Towards the end of the summer, I had the privilege to attend Moishe House’s National Conference and Alumni Leadership Summit at Camp Chi in the Wisconsin Dells. The National Conference brings together more than 200 current Moishe House residents for three days of engaging and interactive learning and social activities. As the name suggests, the Alumni Leadership Summit is a gathering of about 20 former residents of houses looking to continue their involvement in Moishe House and connect with their peers. Truly, the alumni there represented the geographic diversity of Moishe House. Residents hailed from Chicago, Denver, Phoenix, Philadelphia, Jerusalem, Melbourne, Baltimore, Shanghai, Palo Alto, and Hoboken, among elsewhere.
An interesting and challenging element of Moishe House’s alumni engagement is that many of the more than 630 Moishe House resident alumni live in a city other than where they lived as a Moishe House resident. This factor and others created a constellation of questions that arose at this gathering: from the big picture, “What’s next with this increasing alumni base?” to the pragmatic, “How does Moishe House reach these young alumni in transitioning from Jewish programming to Judaism and Jewish spirituality?”
A highlight of the weekend for me was the opportunity to engage in an informal “Ask the Funder” session over lunch with Moishe House alumni and a few Moishe House staff. As we sat at picnic tables on a pleasant, August summer day, we had an open conversation about grantmaking at the Jim Joseph Foundation and, to some extent, my own professional journey.
Indeed, at the Jim Joseph Foundation, transparency and the value of relationships are paramount.
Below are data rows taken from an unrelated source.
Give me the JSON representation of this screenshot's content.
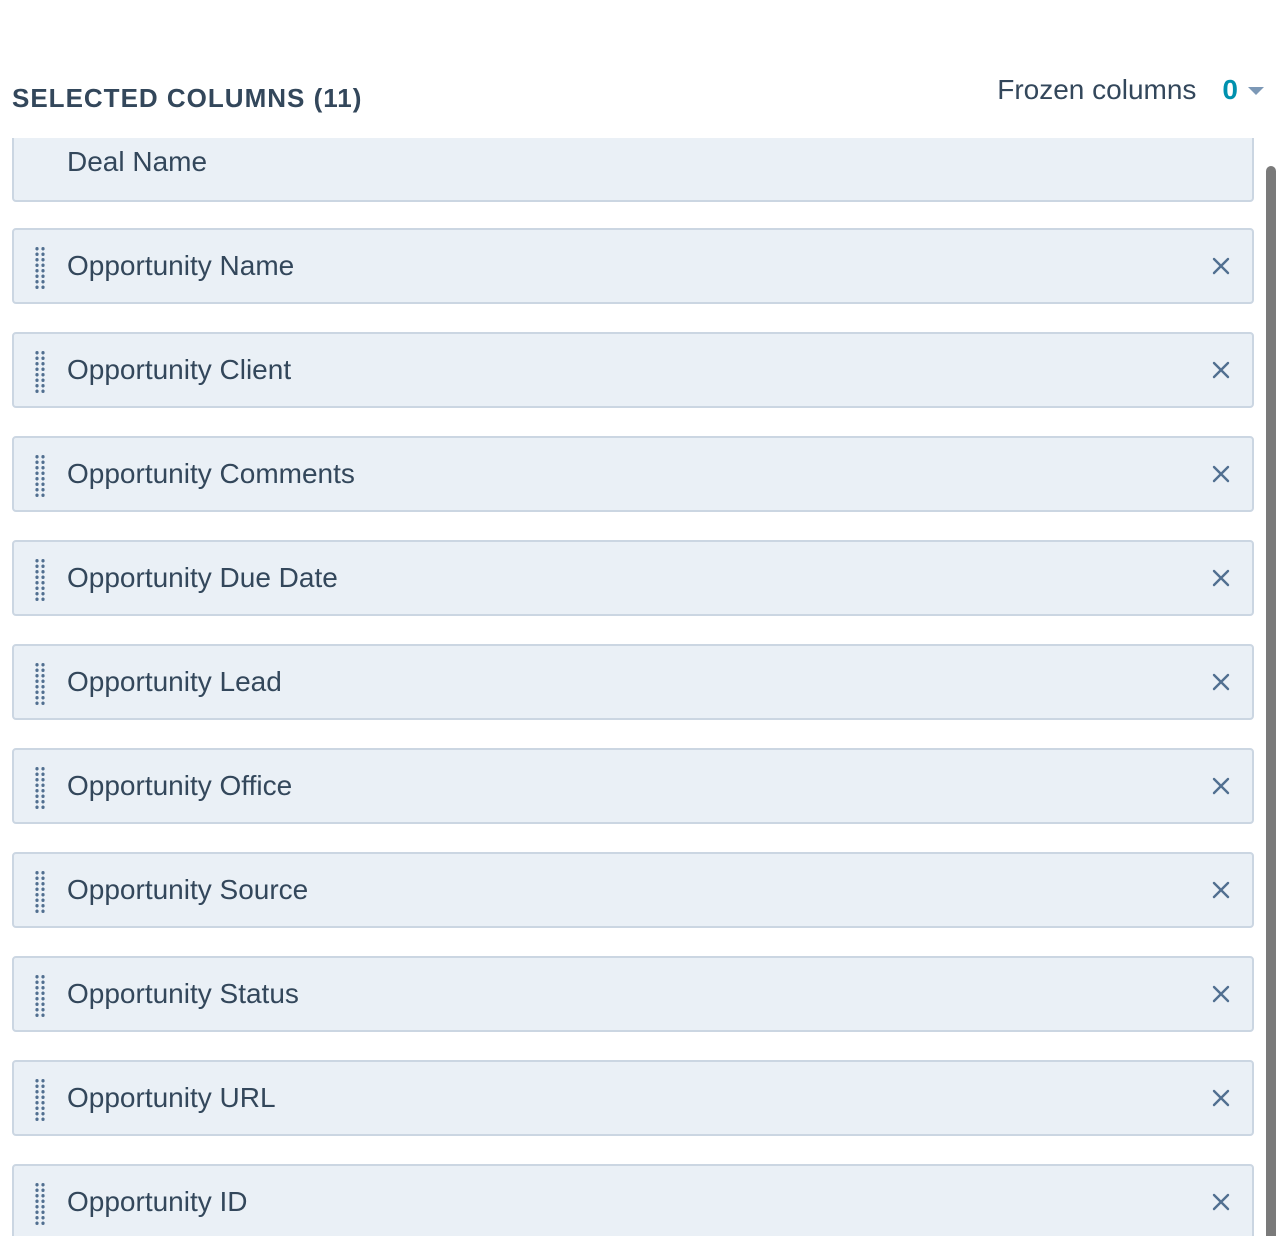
{
  "header": {
    "title": "SELECTED COLUMNS (11)",
    "frozen_label": "Frozen columns",
    "frozen_value": "0"
  },
  "columns": [
    {
      "label": "Deal Name",
      "removable": false
    },
    {
      "label": "Opportunity Name",
      "removable": true
    },
    {
      "label": "Opportunity Client",
      "removable": true
    },
    {
      "label": "Opportunity Comments",
      "removable": true
    },
    {
      "label": "Opportunity Due Date",
      "removable": true
    },
    {
      "label": "Opportunity Lead",
      "removable": true
    },
    {
      "label": "Opportunity Office",
      "removable": true
    },
    {
      "label": "Opportunity Source",
      "removable": true
    },
    {
      "label": "Opportunity Status",
      "removable": true
    },
    {
      "label": "Opportunity URL",
      "removable": true
    },
    {
      "label": "Opportunity ID",
      "removable": true
    }
  ],
  "colors": {
    "accent": "#0091ae",
    "item_bg": "#eaf0f6",
    "item_border": "#cbd6e2",
    "text": "#33475b",
    "icon": "#516f90"
  },
  "icons": {
    "drag": "drag-handle-icon",
    "remove": "close-icon",
    "dropdown": "chevron-down-icon"
  }
}
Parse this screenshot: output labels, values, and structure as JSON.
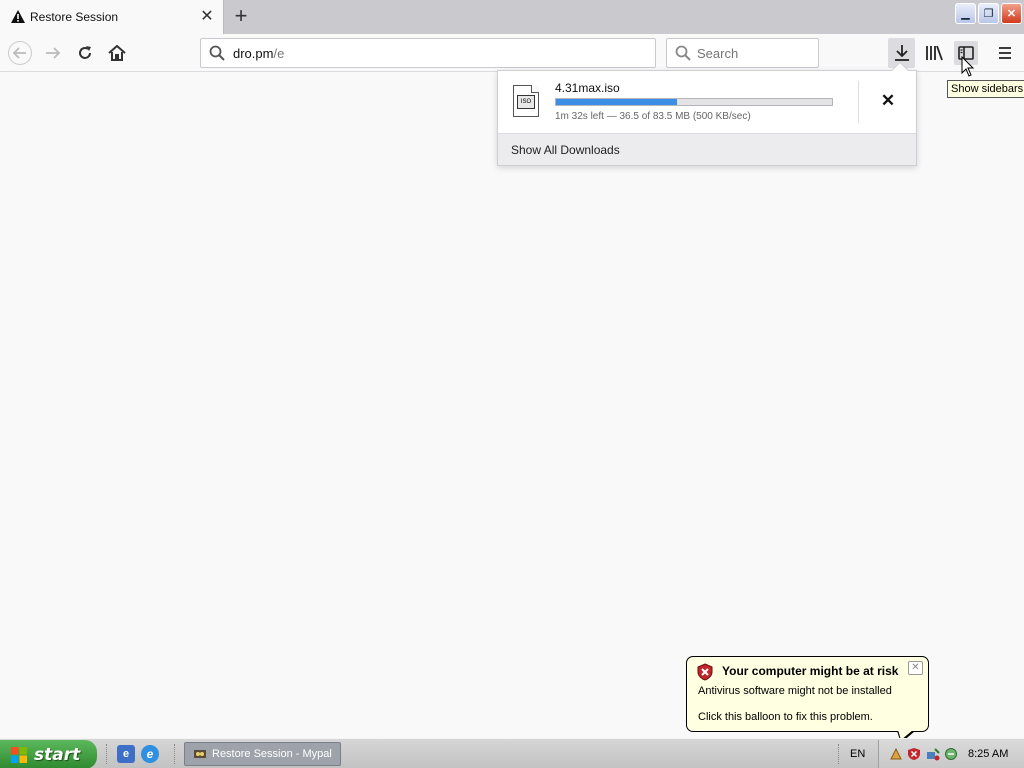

Through site visits such as this Alumni Summit and taking time to meet with individuals, share insights, and listen to others, the Foundation strives to act on the relational grantmaking values in which it deeply believes. Alumni asked a range of questions: “How do you get into grantmaking?” “How does the Jim Joseph Foundation decide what to fund?” “What does success look like for the Jim Joseph Foundation?” This dialogue was the chance to engage with others around questions of mutual interest, to build relationships, and to sharpen my thinking around ways the Foundation could be an even better partner and leader.
These values crystalized even more at a recent professional development experience organized by Northern California Grantmakers of the New Grantmakers Institute. Designed specifically for professionals new to the field, the conference was an opportunity to engage and connect with peers from foundations across Northern California and to learn about best practices in effective philanthropy. Time and again, a theme at the center of conversations and presentations was the significance of relationships. More specifically, we learned that there is a direct connection between genuine funder-grantee partner relationships and the success of shared work on the ground. I take pride — as I know other staff and Board members do, too — in knowing that the Foundation takes to heart this relational focus. We know that without good partners on the ground, the Foundation could not effectively pursue its mission and vision.
The Moishe House “Ask a Funder” session was premised on this understanding. After all, good partnerships don’t simply happen. They are developed, cultivated, and valued. The Foundation is fortunate to have many good partners; Moishe House certainly is one. And the alumni I interacted with on behalf of the Foundation likely are leaders of the Jewish community — today and tomorrow. Part of demonstrating appreciation for their partnership is to engage them in substantive dialogue about Jewish learning and Jewish life. Their visions, their ideas, and their questions deserve nothing less.